TASK INSTRUCTIONS: Print each entry in full, word for word, with no pictures in the result.

DATA FOR THIS TASK:
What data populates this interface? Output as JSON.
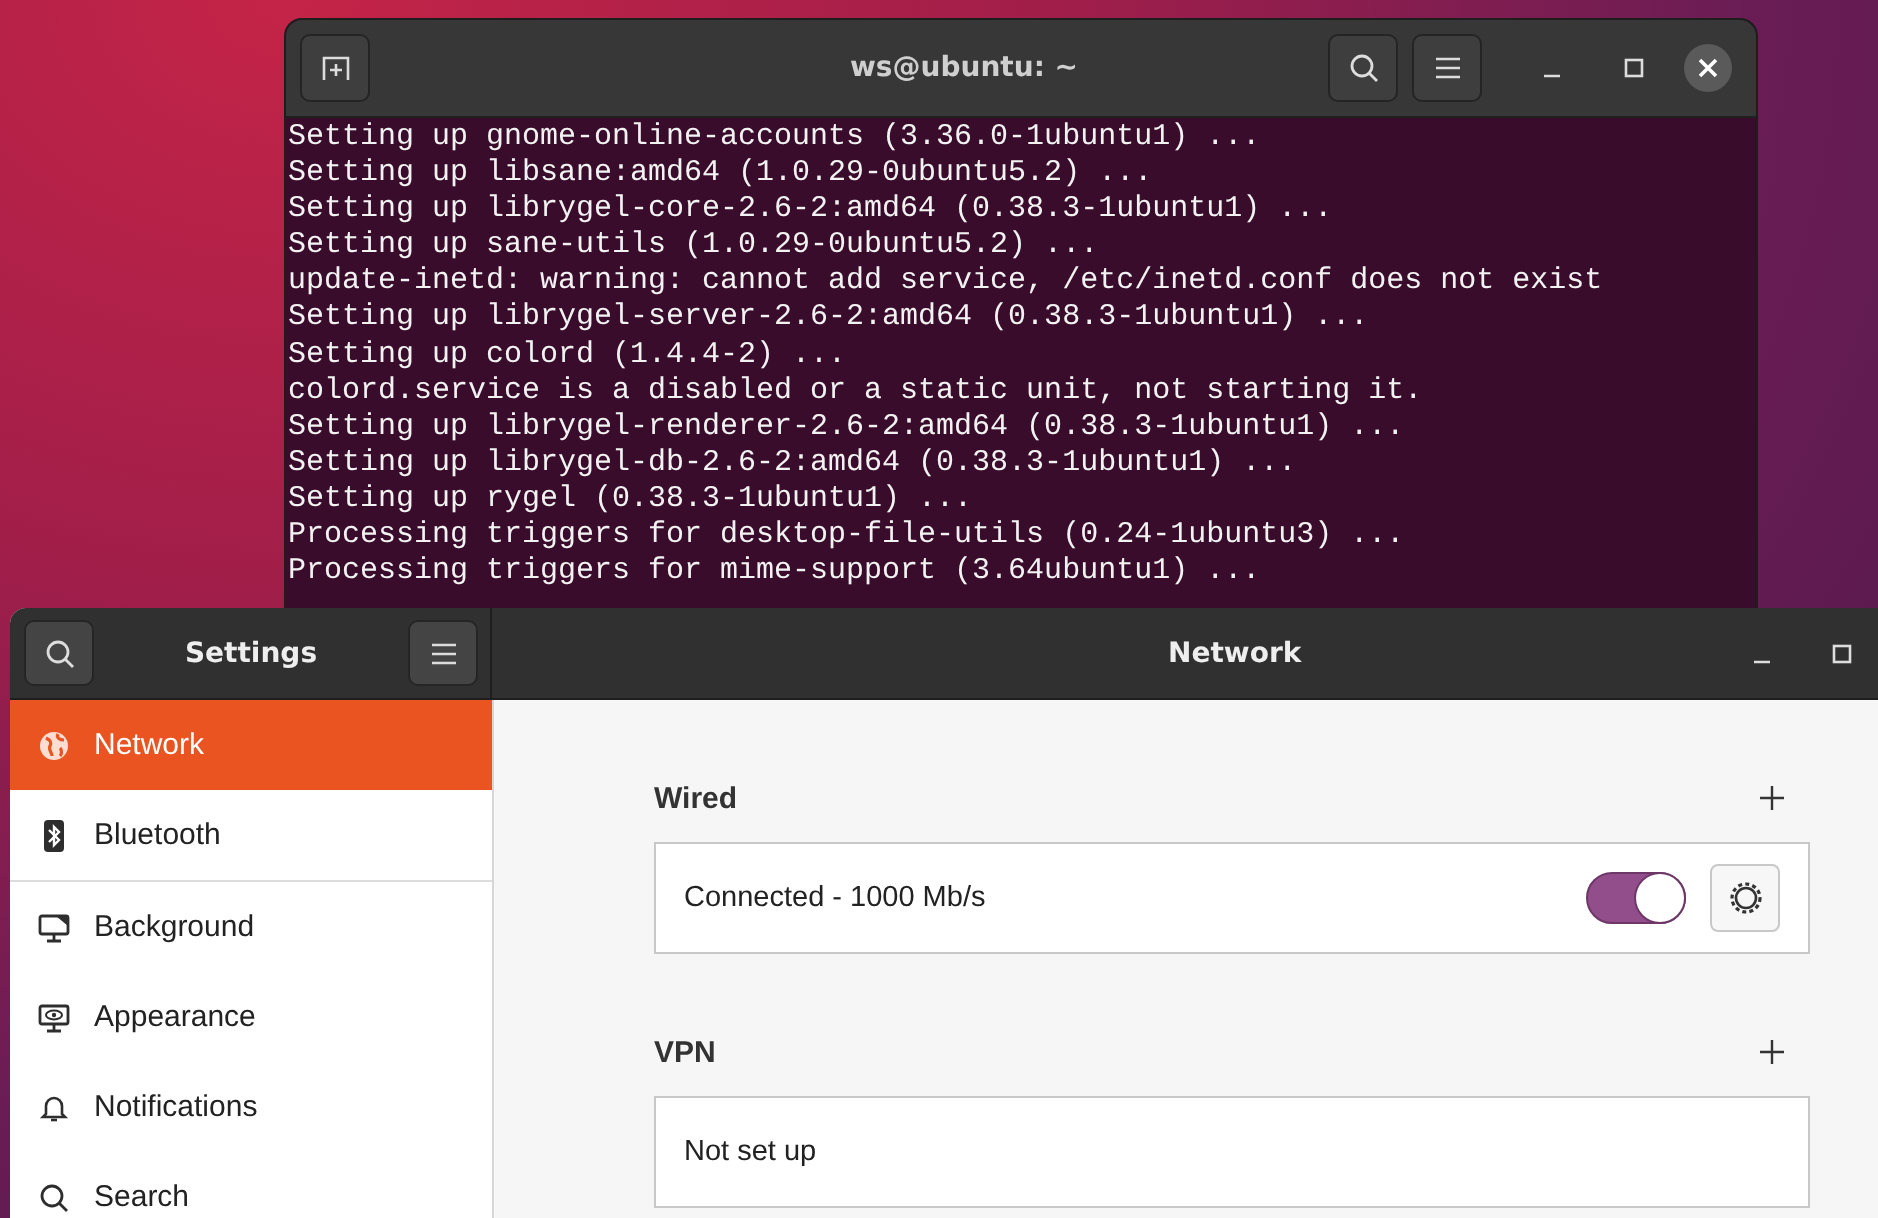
{
  "terminal": {
    "title": "ws@ubuntu: ~",
    "lines": [
      "Setting up gnome-online-accounts (3.36.0-1ubuntu1) ...",
      "Setting up libsane:amd64 (1.0.29-0ubuntu5.2) ...",
      "Setting up librygel-core-2.6-2:amd64 (0.38.3-1ubuntu1) ...",
      "Setting up sane-utils (1.0.29-0ubuntu5.2) ...",
      "update-inetd: warning: cannot add service, /etc/inetd.conf does not exist",
      "Setting up librygel-server-2.6-2:amd64 (0.38.3-1ubuntu1) ...",
      "Setting up colord (1.4.4-2) ...",
      "colord.service is a disabled or a static unit, not starting it.",
      "Setting up librygel-renderer-2.6-2:amd64 (0.38.3-1ubuntu1) ...",
      "Setting up librygel-db-2.6-2:amd64 (0.38.3-1ubuntu1) ...",
      "Setting up rygel (0.38.3-1ubuntu1) ...",
      "Processing triggers for desktop-file-utils (0.24-1ubuntu3) ...",
      "Processing triggers for mime-support (3.64ubuntu1) ..."
    ]
  },
  "settings": {
    "title": "Settings",
    "sidebar": {
      "groups": [
        [
          {
            "label": "Network",
            "kind": "network",
            "selected": true
          },
          {
            "label": "Bluetooth",
            "kind": "bluetooth",
            "selected": false
          }
        ],
        [
          {
            "label": "Background",
            "kind": "background",
            "selected": false
          },
          {
            "label": "Appearance",
            "kind": "appearance",
            "selected": false
          },
          {
            "label": "Notifications",
            "kind": "notifications",
            "selected": false
          },
          {
            "label": "Search",
            "kind": "search",
            "selected": false
          }
        ]
      ]
    },
    "panel": {
      "title": "Network",
      "sections": [
        {
          "heading": "Wired",
          "rows": [
            {
              "kind": "connection",
              "label": "Connected - 1000 Mb/s",
              "on": true
            }
          ]
        },
        {
          "heading": "VPN",
          "rows": [
            {
              "kind": "empty",
              "label": "Not set up"
            }
          ]
        }
      ]
    }
  }
}
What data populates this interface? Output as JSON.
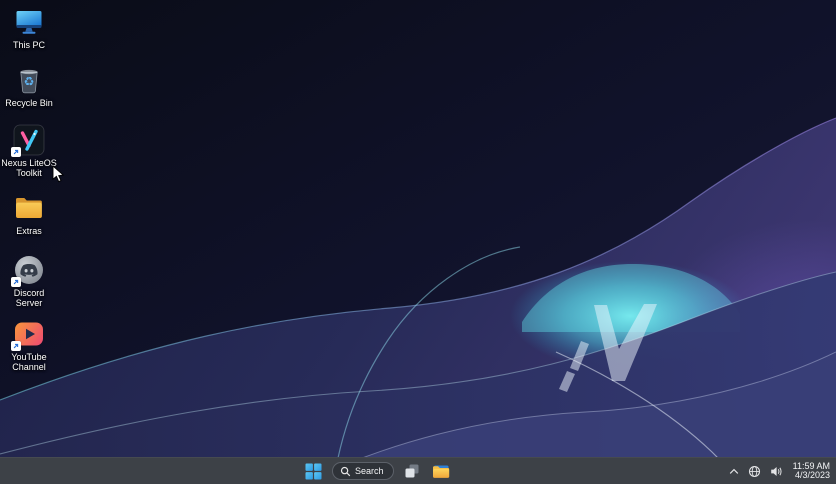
{
  "theme": {
    "taskbar_bg": "#3d4147",
    "taskbar_border": "rgba(255,255,255,0.05)",
    "search_pill_bg": "#2e3238",
    "search_pill_border": "#5c6169",
    "text_light": "#f3f4f6",
    "icon_label_color": "#ffffff",
    "accent_blue": "#42b0ea",
    "wallpaper_dark": "#0a0c17",
    "wallpaper_navy": "#10122a",
    "wallpaper_slate": "#272b58",
    "wallpaper_light_slate": "#343a74",
    "glow_cyan": "#63e6ee",
    "line_cyan": "#8fdcec",
    "line_purple": "#a98df5",
    "logo_fill": "rgba(238,246,253,0.5)"
  },
  "desktop": {
    "wallpaper_monogram": "/V",
    "icons": [
      {
        "label": "This PC",
        "icon": "this-pc-monitor-icon",
        "shortcut_overlay": false
      },
      {
        "label": "Recycle Bin",
        "icon": "recycle-bin-icon",
        "shortcut_overlay": false
      },
      {
        "label": "Nexus LiteOS Toolkit",
        "icon": "nexus-liteos-toolkit-icon",
        "shortcut_overlay": true
      },
      {
        "label": "Extras",
        "icon": "folder-icon",
        "shortcut_overlay": false
      },
      {
        "label": "Discord Server",
        "icon": "discord-icon",
        "shortcut_overlay": true
      },
      {
        "label": "YouTube Channel",
        "icon": "youtube-icon",
        "shortcut_overlay": true
      }
    ]
  },
  "taskbar": {
    "search_label": "Search",
    "buttons": [
      "start",
      "search",
      "task-view",
      "file-explorer"
    ],
    "tray": {
      "icons": [
        "hidden-icons-chevron",
        "network-globe",
        "volume"
      ],
      "time": "11:59 AM",
      "date": "4/3/2023"
    }
  }
}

ANSWER SPACE:
What data populates this interface? Output as JSON.
{
  "terminal": {
    "title": "ws@ubuntu: ~",
    "lines": [
      "Setting up gnome-online-accounts (3.36.0-1ubuntu1) ...",
      "Setting up libsane:amd64 (1.0.29-0ubuntu5.2) ...",
      "Setting up librygel-core-2.6-2:amd64 (0.38.3-1ubuntu1) ...",
      "Setting up sane-utils (1.0.29-0ubuntu5.2) ...",
      "update-inetd: warning: cannot add service, /etc/inetd.conf does not exist",
      "Setting up librygel-server-2.6-2:amd64 (0.38.3-1ubuntu1) ...",
      "Setting up colord (1.4.4-2) ...",
      "colord.service is a disabled or a static unit, not starting it.",
      "Setting up librygel-renderer-2.6-2:amd64 (0.38.3-1ubuntu1) ...",
      "Setting up librygel-db-2.6-2:amd64 (0.38.3-1ubuntu1) ...",
      "Setting up rygel (0.38.3-1ubuntu1) ...",
      "Processing triggers for desktop-file-utils (0.24-1ubuntu3) ...",
      "Processing triggers for mime-support (3.64ubuntu1) ..."
    ]
  },
  "settings": {
    "title": "Settings",
    "sidebar": {
      "groups": [
        [
          {
            "label": "Network",
            "kind": "network",
            "selected": true
          },
          {
            "label": "Bluetooth",
            "kind": "bluetooth",
            "selected": false
          }
        ],
        [
          {
            "label": "Background",
            "kind": "background",
            "selected": false
          },
          {
            "label": "Appearance",
            "kind": "appearance",
            "selected": false
          },
          {
            "label": "Notifications",
            "kind": "notifications",
            "selected": false
          },
          {
            "label": "Search",
            "kind": "search",
            "selected": false
          }
        ]
      ]
    },
    "panel": {
      "title": "Network",
      "sections": [
        {
          "heading": "Wired",
          "rows": [
            {
              "kind": "connection",
              "label": "Connected - 1000 Mb/s",
              "on": true
            }
          ]
        },
        {
          "heading": "VPN",
          "rows": [
            {
              "kind": "empty",
              "label": "Not set up"
            }
          ]
        }
      ]
    }
  }
}
What data populates this interface? Output as JSON.
{
  "theme": {
    "taskbar_bg": "#3d4147",
    "taskbar_border": "rgba(255,255,255,0.05)",
    "search_pill_bg": "#2e3238",
    "search_pill_border": "#5c6169",
    "text_light": "#f3f4f6",
    "icon_label_color": "#ffffff",
    "accent_blue": "#42b0ea",
    "wallpaper_dark": "#0a0c17",
    "wallpaper_navy": "#10122a",
    "wallpaper_slate": "#272b58",
    "wallpaper_light_slate": "#343a74",
    "glow_cyan": "#63e6ee",
    "line_cyan": "#8fdcec",
    "line_purple": "#a98df5",
    "logo_fill": "rgba(238,246,253,0.5)"
  },
  "desktop": {
    "wallpaper_monogram": "/V",
    "icons": [
      {
        "label": "This PC",
        "icon": "this-pc-monitor-icon",
        "shortcut_overlay": false
      },
      {
        "label": "Recycle Bin",
        "icon": "recycle-bin-icon",
        "shortcut_overlay": false
      },
      {
        "label": "Nexus LiteOS Toolkit",
        "icon": "nexus-liteos-toolkit-icon",
        "shortcut_overlay": true
      },
      {
        "label": "Extras",
        "icon": "folder-icon",
        "shortcut_overlay": false
      },
      {
        "label": "Discord Server",
        "icon": "discord-icon",
        "shortcut_overlay": true
      },
      {
        "label": "YouTube Channel",
        "icon": "youtube-icon",
        "shortcut_overlay": true
      }
    ]
  },
  "taskbar": {
    "search_label": "Search",
    "buttons": [
      "start",
      "search",
      "task-view",
      "file-explorer"
    ],
    "tray": {
      "icons": [
        "hidden-icons-chevron",
        "network-globe",
        "volume"
      ],
      "time": "11:59 AM",
      "date": "4/3/2023"
    }
  }
}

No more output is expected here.